Records from a collection:
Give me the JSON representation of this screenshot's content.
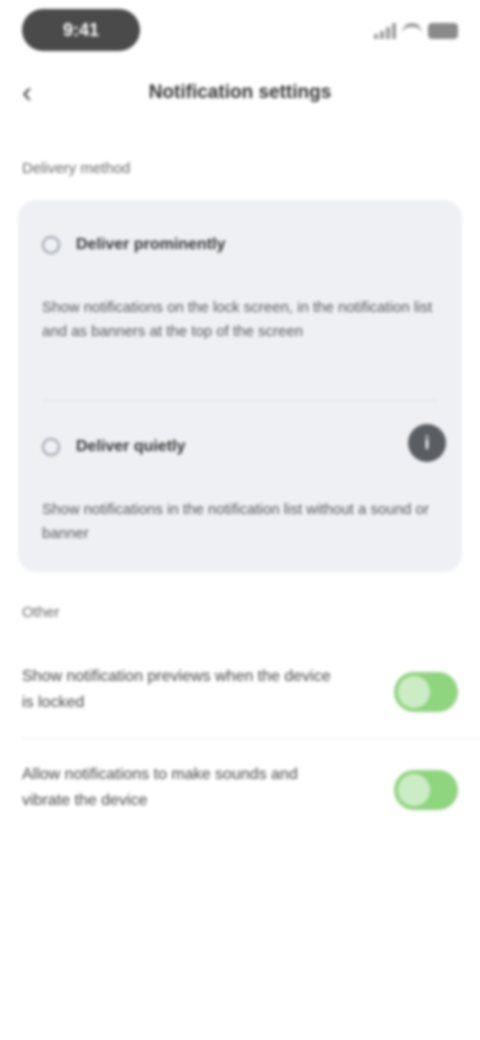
{
  "status_bar": {
    "time": "9:41"
  },
  "nav": {
    "title": "Notification settings"
  },
  "sections": {
    "delivery_header": "Delivery method",
    "other_header": "Other"
  },
  "options": [
    {
      "title": "Deliver prominently",
      "description": "Show notifications on the lock screen, in the notification list and as banners at the top of the screen"
    },
    {
      "title": "Deliver quietly",
      "description": "Show notifications in the notification list without a sound or banner"
    }
  ],
  "settings": [
    {
      "label": "Show notification previews when the device is locked",
      "enabled": true
    },
    {
      "label": "Allow notifications to make sounds and vibrate the device",
      "enabled": true
    }
  ],
  "icons": {
    "back": "chevron-left-icon",
    "info": "info-icon"
  },
  "colors": {
    "toggle_on": "#8fd47f",
    "card_bg": "#eef0f4"
  }
}
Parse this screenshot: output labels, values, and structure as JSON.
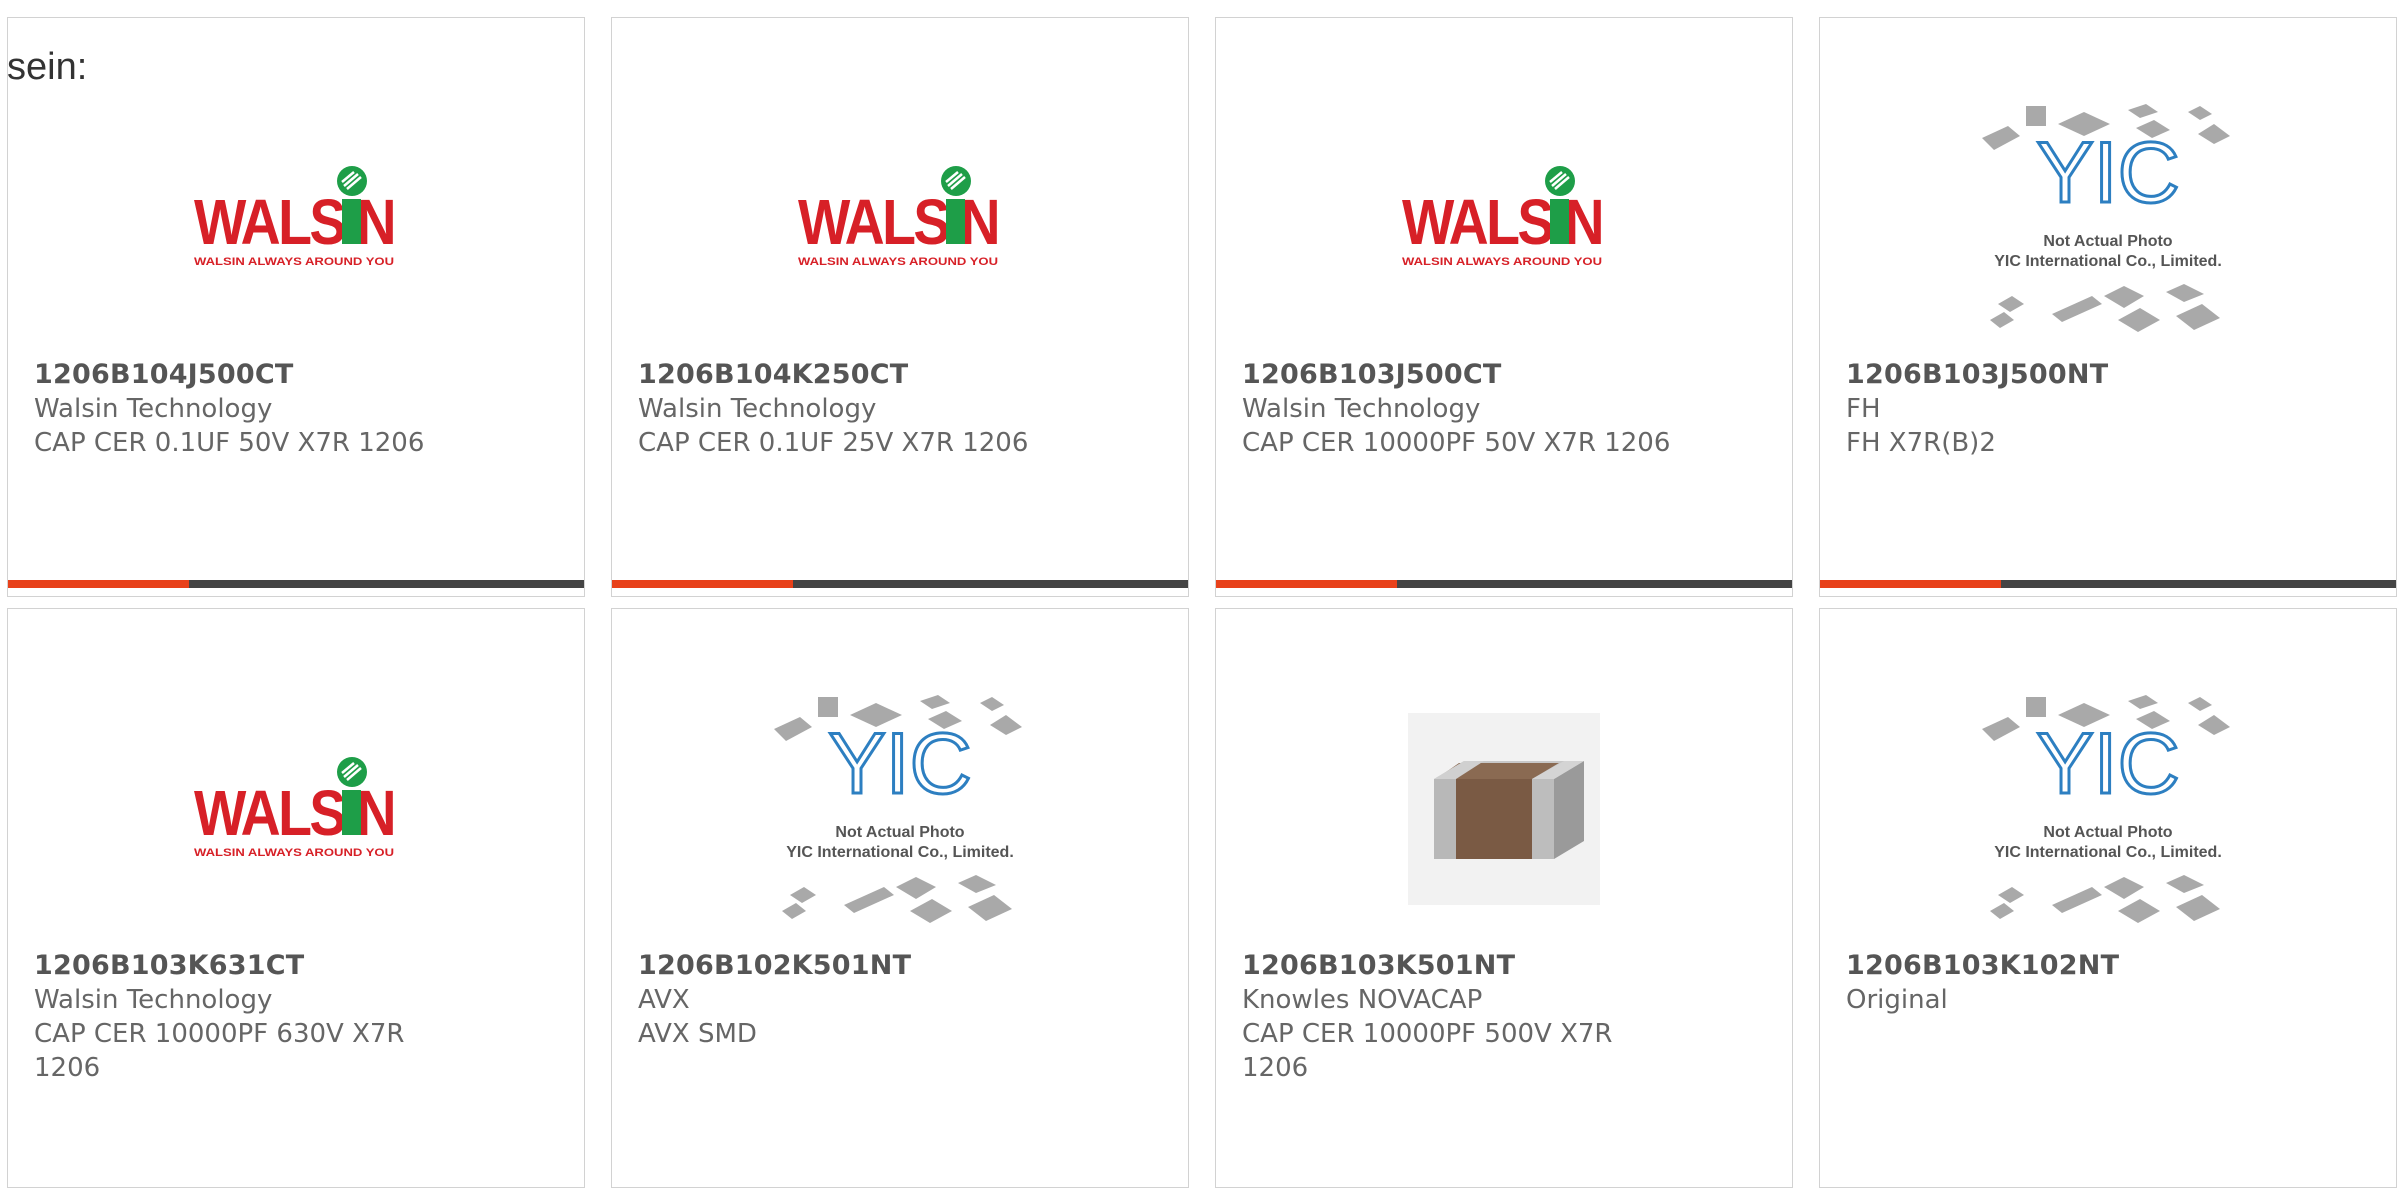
{
  "intro_text": "sein:",
  "colors": {
    "accent_bar": "#e8411a",
    "bar_dark": "#444444",
    "walsin_red": "#d72027",
    "walsin_green": "#1e9e48",
    "yic_blue": "#2d7fc1"
  },
  "logos": {
    "walsin": {
      "wordmark": "WALSIN",
      "tagline": "WALSIN ALWAYS AROUND YOU"
    },
    "yic": {
      "letters": "YIC",
      "line1": "Not Actual Photo",
      "line2": "YIC International Co., Limited."
    }
  },
  "products": [
    {
      "part_number": "1206B104J500CT",
      "manufacturer": "Walsin Technology",
      "description": "CAP CER 0.1UF 50V X7R 1206",
      "image": "walsin-logo"
    },
    {
      "part_number": "1206B104K250CT",
      "manufacturer": "Walsin Technology",
      "description": "CAP CER 0.1UF 25V X7R 1206",
      "image": "walsin-logo"
    },
    {
      "part_number": "1206B103J500CT",
      "manufacturer": "Walsin Technology",
      "description": "CAP CER 10000PF 50V X7R 1206",
      "image": "walsin-logo"
    },
    {
      "part_number": "1206B103J500NT",
      "manufacturer": "FH",
      "description": "FH X7R(B)2",
      "image": "yic-placeholder"
    },
    {
      "part_number": "1206B103K631CT",
      "manufacturer": "Walsin Technology",
      "description": "CAP CER 10000PF 630V X7R",
      "description_2": "1206",
      "image": "walsin-logo"
    },
    {
      "part_number": "1206B102K501NT",
      "manufacturer": "AVX",
      "description": "AVX SMD",
      "image": "yic-placeholder"
    },
    {
      "part_number": "1206B103K501NT",
      "manufacturer": "Knowles NOVACAP",
      "description": "CAP CER 10000PF 500V X7R",
      "description_2": "1206",
      "image": "capacitor-photo"
    },
    {
      "part_number": "1206B103K102NT",
      "manufacturer": "Original",
      "description": "",
      "image": "yic-placeholder"
    }
  ]
}
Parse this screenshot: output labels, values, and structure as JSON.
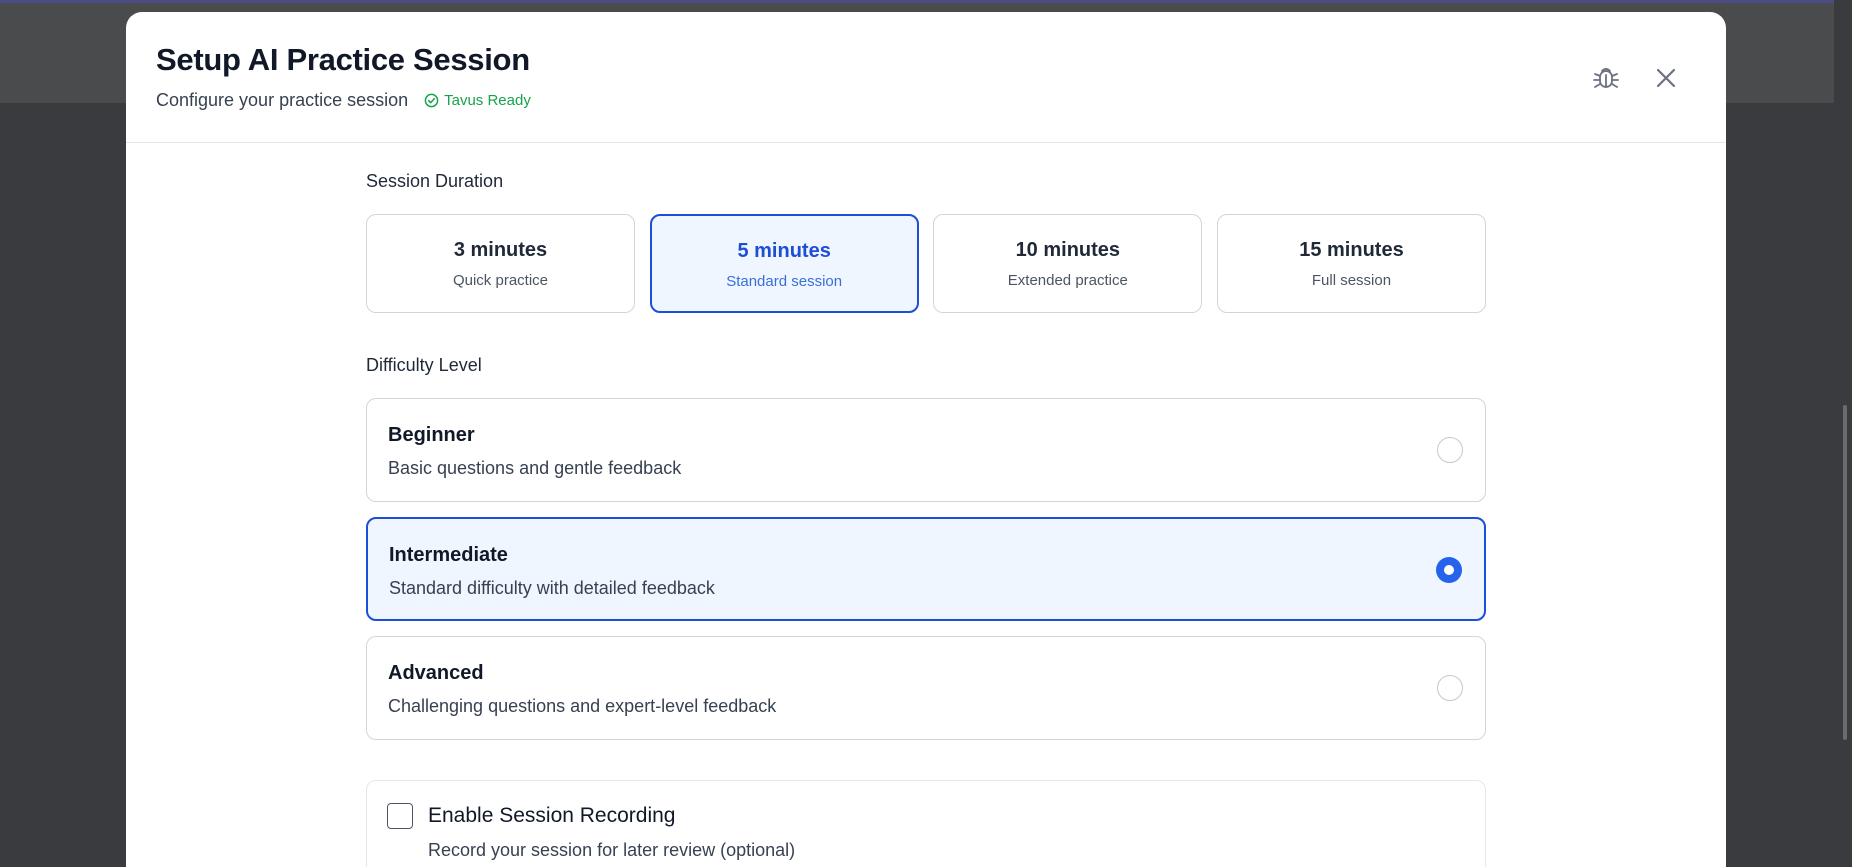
{
  "header": {
    "title": "Setup AI Practice Session",
    "subtitle": "Configure your practice session",
    "status_badge": "Tavus Ready"
  },
  "duration": {
    "label": "Session Duration",
    "options": [
      {
        "title": "3 minutes",
        "subtitle": "Quick practice",
        "selected": false
      },
      {
        "title": "5 minutes",
        "subtitle": "Standard session",
        "selected": true
      },
      {
        "title": "10 minutes",
        "subtitle": "Extended practice",
        "selected": false
      },
      {
        "title": "15 minutes",
        "subtitle": "Full session",
        "selected": false
      }
    ]
  },
  "difficulty": {
    "label": "Difficulty Level",
    "options": [
      {
        "title": "Beginner",
        "description": "Basic questions and gentle feedback",
        "selected": false
      },
      {
        "title": "Intermediate",
        "description": "Standard difficulty with detailed feedback",
        "selected": true
      },
      {
        "title": "Advanced",
        "description": "Challenging questions and expert-level feedback",
        "selected": false
      }
    ]
  },
  "recording": {
    "title": "Enable Session Recording",
    "description": "Record your session for later review (optional)",
    "checked": false
  },
  "colors": {
    "accent": "#1d4ed8",
    "selected_bg": "#eff6ff",
    "ready": "#16a34a"
  },
  "icons": {
    "ready": "check-circle-icon",
    "debug": "bug-icon",
    "close": "close-icon"
  }
}
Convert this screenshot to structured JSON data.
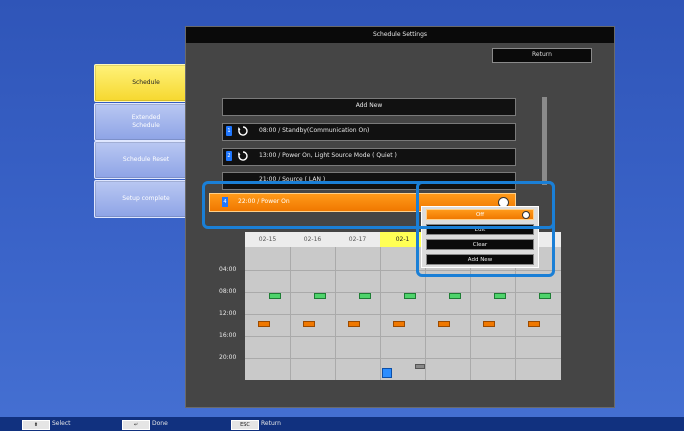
{
  "window": {
    "title": "Schedule Settings"
  },
  "sidebar": {
    "items": [
      {
        "label": "Schedule"
      },
      {
        "label": "Extended\nSchedule"
      },
      {
        "label": "Schedule Reset"
      },
      {
        "label": "Setup complete"
      }
    ]
  },
  "header": {
    "return_label": "Return"
  },
  "list": {
    "add_new_label": "Add New",
    "rows": [
      {
        "text": "08:00 / Standby(Communication On)"
      },
      {
        "text": "13:00 / Power On, Light Source Mode ( Quiet )"
      },
      {
        "text": "21:00 / Source ( LAN )"
      }
    ],
    "selected": {
      "index_label": "4",
      "text": "22:00 / Power On"
    }
  },
  "popup": {
    "items": [
      {
        "label": "Off"
      },
      {
        "label": "Edit"
      },
      {
        "label": "Clear"
      },
      {
        "label": "Add New"
      }
    ]
  },
  "calendar": {
    "dates": [
      "02-15",
      "02-16",
      "02-17",
      "02-1"
    ],
    "times": [
      "04:00",
      "08:00",
      "12:00",
      "16:00",
      "20:00"
    ]
  },
  "bottom_bar": {
    "select_label": "Select",
    "done_label": "Done",
    "return_label": "Return",
    "esc_key": "ESC"
  },
  "colors": {
    "accent_orange": "#f07800",
    "highlight_blue": "#1a7fd6",
    "today_yellow": "#ffff55",
    "event_green": "#4fd36b"
  }
}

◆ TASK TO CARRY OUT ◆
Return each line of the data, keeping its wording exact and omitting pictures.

◆ EXERCISE ANSWER ◆
Give me the JSON representation of this screenshot's content.
{
  "status_bar": {
    "time": "9:41"
  },
  "nav": {
    "title": "Notification settings"
  },
  "sections": {
    "delivery_header": "Delivery method",
    "other_header": "Other"
  },
  "options": [
    {
      "title": "Deliver prominently",
      "description": "Show notifications on the lock screen, in the notification list and as banners at the top of the screen"
    },
    {
      "title": "Deliver quietly",
      "description": "Show notifications in the notification list without a sound or banner"
    }
  ],
  "settings": [
    {
      "label": "Show notification previews when the device is locked",
      "enabled": true
    },
    {
      "label": "Allow notifications to make sounds and vibrate the device",
      "enabled": true
    }
  ],
  "icons": {
    "back": "chevron-left-icon",
    "info": "info-icon"
  },
  "colors": {
    "toggle_on": "#8fd47f",
    "card_bg": "#eef0f4"
  }
}
Parse this screenshot: output labels, values, and structure as JSON.
{
  "intro_text": "sein:",
  "colors": {
    "accent_bar": "#e8411a",
    "bar_dark": "#444444",
    "walsin_red": "#d72027",
    "walsin_green": "#1e9e48",
    "yic_blue": "#2d7fc1"
  },
  "logos": {
    "walsin": {
      "wordmark": "WALSIN",
      "tagline": "WALSIN ALWAYS AROUND YOU"
    },
    "yic": {
      "letters": "YIC",
      "line1": "Not Actual Photo",
      "line2": "YIC International Co., Limited."
    }
  },
  "products": [
    {
      "part_number": "1206B104J500CT",
      "manufacturer": "Walsin Technology",
      "description": "CAP CER 0.1UF 50V X7R 1206",
      "image": "walsin-logo"
    },
    {
      "part_number": "1206B104K250CT",
      "manufacturer": "Walsin Technology",
      "description": "CAP CER 0.1UF 25V X7R 1206",
      "image": "walsin-logo"
    },
    {
      "part_number": "1206B103J500CT",
      "manufacturer": "Walsin Technology",
      "description": "CAP CER 10000PF 50V X7R 1206",
      "image": "walsin-logo"
    },
    {
      "part_number": "1206B103J500NT",
      "manufacturer": "FH",
      "description": "FH X7R(B)2",
      "image": "yic-placeholder"
    },
    {
      "part_number": "1206B103K631CT",
      "manufacturer": "Walsin Technology",
      "description": "CAP CER 10000PF 630V X7R",
      "description_2": "1206",
      "image": "walsin-logo"
    },
    {
      "part_number": "1206B102K501NT",
      "manufacturer": "AVX",
      "description": "AVX SMD",
      "image": "yic-placeholder"
    },
    {
      "part_number": "1206B103K501NT",
      "manufacturer": "Knowles NOVACAP",
      "description": "CAP CER 10000PF 500V X7R",
      "description_2": "1206",
      "image": "capacitor-photo"
    },
    {
      "part_number": "1206B103K102NT",
      "manufacturer": "Original",
      "description": "",
      "image": "yic-placeholder"
    }
  ]
}
Parse this screenshot: output labels, values, and structure as JSON.
{
  "header": {
    "title": "Setup AI Practice Session",
    "subtitle": "Configure your practice session",
    "status_badge": "Tavus Ready"
  },
  "duration": {
    "label": "Session Duration",
    "options": [
      {
        "title": "3 minutes",
        "subtitle": "Quick practice",
        "selected": false
      },
      {
        "title": "5 minutes",
        "subtitle": "Standard session",
        "selected": true
      },
      {
        "title": "10 minutes",
        "subtitle": "Extended practice",
        "selected": false
      },
      {
        "title": "15 minutes",
        "subtitle": "Full session",
        "selected": false
      }
    ]
  },
  "difficulty": {
    "label": "Difficulty Level",
    "options": [
      {
        "title": "Beginner",
        "description": "Basic questions and gentle feedback",
        "selected": false
      },
      {
        "title": "Intermediate",
        "description": "Standard difficulty with detailed feedback",
        "selected": true
      },
      {
        "title": "Advanced",
        "description": "Challenging questions and expert-level feedback",
        "selected": false
      }
    ]
  },
  "recording": {
    "title": "Enable Session Recording",
    "description": "Record your session for later review (optional)",
    "checked": false
  },
  "colors": {
    "accent": "#1d4ed8",
    "selected_bg": "#eff6ff",
    "ready": "#16a34a"
  },
  "icons": {
    "ready": "check-circle-icon",
    "debug": "bug-icon",
    "close": "close-icon"
  }
}
Convert this screenshot to structured JSON data.
{
  "window": {
    "title": "Schedule Settings"
  },
  "sidebar": {
    "items": [
      {
        "label": "Schedule"
      },
      {
        "label": "Extended\nSchedule"
      },
      {
        "label": "Schedule Reset"
      },
      {
        "label": "Setup complete"
      }
    ]
  },
  "header": {
    "return_label": "Return"
  },
  "list": {
    "add_new_label": "Add New",
    "rows": [
      {
        "text": "08:00 / Standby(Communication On)"
      },
      {
        "text": "13:00 / Power On, Light Source Mode ( Quiet )"
      },
      {
        "text": "21:00 / Source ( LAN )"
      }
    ],
    "selected": {
      "index_label": "4",
      "text": "22:00 / Power On"
    }
  },
  "popup": {
    "items": [
      {
        "label": "Off"
      },
      {
        "label": "Edit"
      },
      {
        "label": "Clear"
      },
      {
        "label": "Add New"
      }
    ]
  },
  "calendar": {
    "dates": [
      "02-15",
      "02-16",
      "02-17",
      "02-1"
    ],
    "times": [
      "04:00",
      "08:00",
      "12:00",
      "16:00",
      "20:00"
    ]
  },
  "bottom_bar": {
    "select_label": "Select",
    "done_label": "Done",
    "return_label": "Return",
    "esc_key": "ESC"
  },
  "colors": {
    "accent_orange": "#f07800",
    "highlight_blue": "#1a7fd6",
    "today_yellow": "#ffff55",
    "event_green": "#4fd36b"
  }
}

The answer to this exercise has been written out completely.